Neil Shaw, chairman, emphasised yesterday that there was enough growth in the core businesses of Tate to keep it going for five or even 10 years. Sugar privatisation opportunities in Mexico, Thailand and Eastern Europe were particularly attractive.
The results, along with a 7.5 per cent rise in the half-time dividend to 4.3p, were in the middle of the stock market's range of expectations. This left the shares, which have been dull performers since the unexpected departure in March of Stephen Brown, chief executive, 8p lower at 397p.
Tate's figures rose pounds 7m in the UK, including a pounds 3m inventory profit, from the devaluation of the green pound, which determines EC agricultural prices, following sterling's devaluation in September.
But this was offset by the pounds 4m cost of a five-month strike at its Brooklyn cane sugar refinery, a pounds 4m charge for improved funding of pensions in Canada and Portugal and a near pounds 1m item, as expected, for compensation payments to Mr Brown for loss of office.
These special factors, coupled with lower sugar prices and volumes because of an excessive winter beet crop, accounted for a sharp fall in US cane and beet sugar profits from pounds 17m to pounds 12.2m despite a recovery at Western.
The drop in the green pound accounted for most of a rise in UK profits from pounds 25.4m to pounds 34m. Australian profits increased from pounds 5.3m to pounds 9.1m.
The company admitted yesterday that progress with Stella, a fat replacement product, had been slower than expected because of reluctance among big food manufacturers to change formulations.
Paul Lewis, deputy chairman and group finance director, said that around dollars 45m had been invested in Stella so far. Tate has a plant capable of producing 12 million pounds of Stella a year and is using only a quarter of capacity but this should rise to half next year after a deal with a leading US meat product group.

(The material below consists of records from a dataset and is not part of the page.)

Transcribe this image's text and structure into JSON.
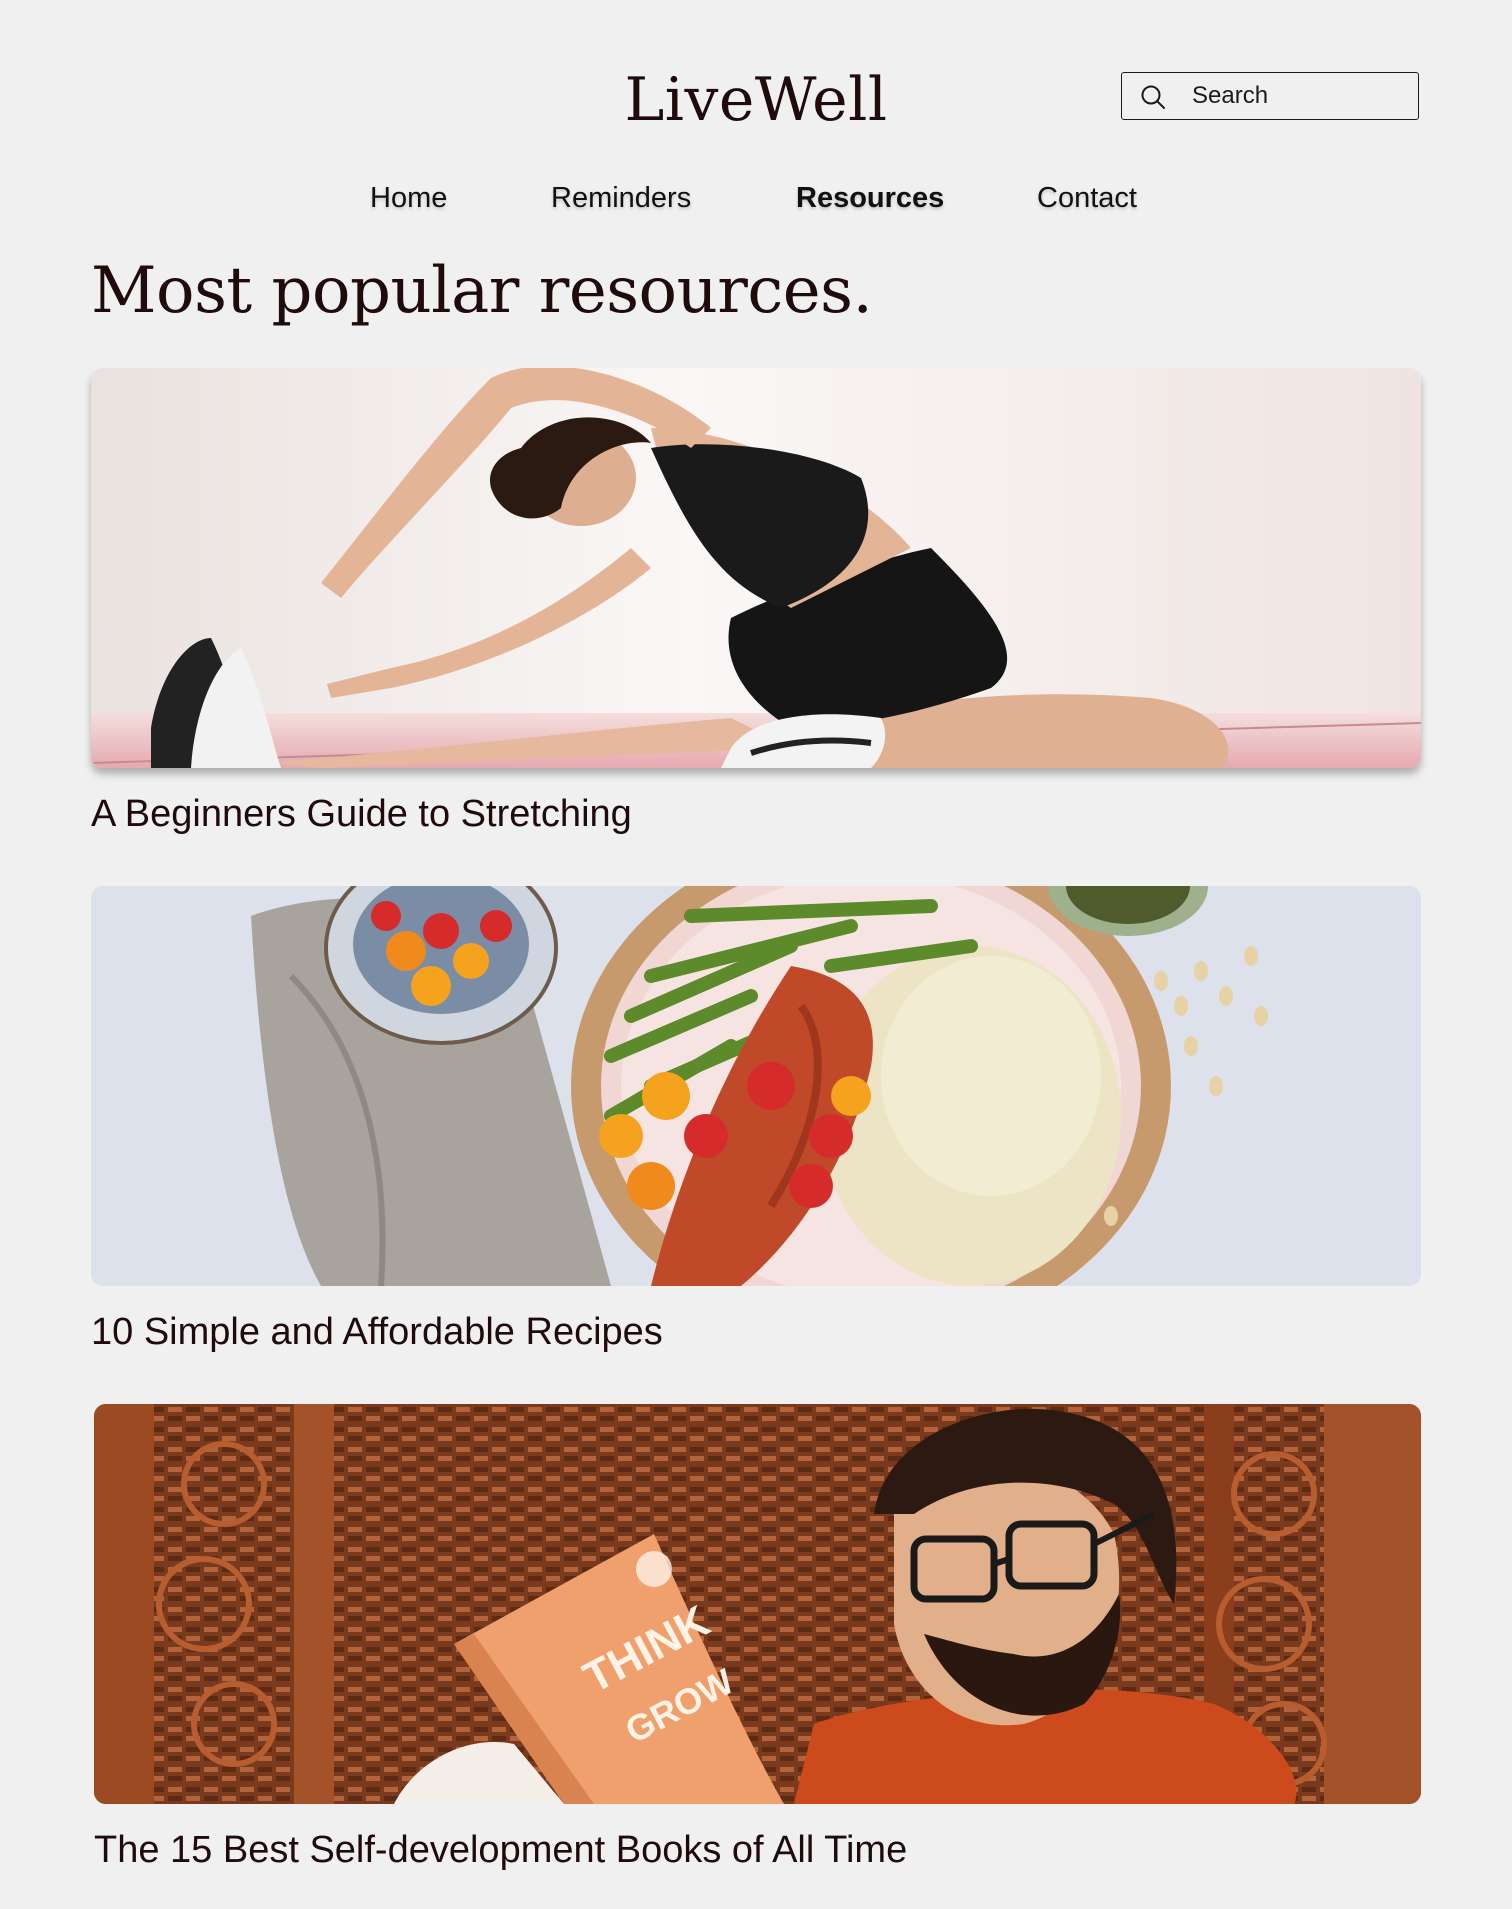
{
  "brand": {
    "logo_text": "LiveWell"
  },
  "search": {
    "placeholder": "Search",
    "icon": "search-icon"
  },
  "nav": {
    "items": [
      {
        "label": "Home",
        "active": false
      },
      {
        "label": "Reminders",
        "active": false
      },
      {
        "label": "Resources",
        "active": true
      },
      {
        "label": "Contact",
        "active": false
      }
    ]
  },
  "page": {
    "title": "Most popular resources."
  },
  "resources": [
    {
      "title": "A Beginners Guide to Stretching",
      "image": "woman-stretching-photo"
    },
    {
      "title": "10 Simple and Affordable Recipes",
      "image": "salmon-rice-plate-photo"
    },
    {
      "title": "The 15 Best Self-development Books of All Time",
      "image": "man-reading-book-photo"
    }
  ],
  "colors": {
    "background": "#f0f0f0",
    "heading": "#1f0b0b",
    "text": "#2a0f0f"
  }
}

Tate's other breakthrough, Splenda, a sugar substitute, is sold in Canada but is still awaiting approval from the US Food and Drug Administration.
Tate and its US licensee, Johnson & Johnson, have spent pounds 150m over the past 15 years in developing the product, which analysts reckon could eventually bring in pounds 10m of profits.Reuse content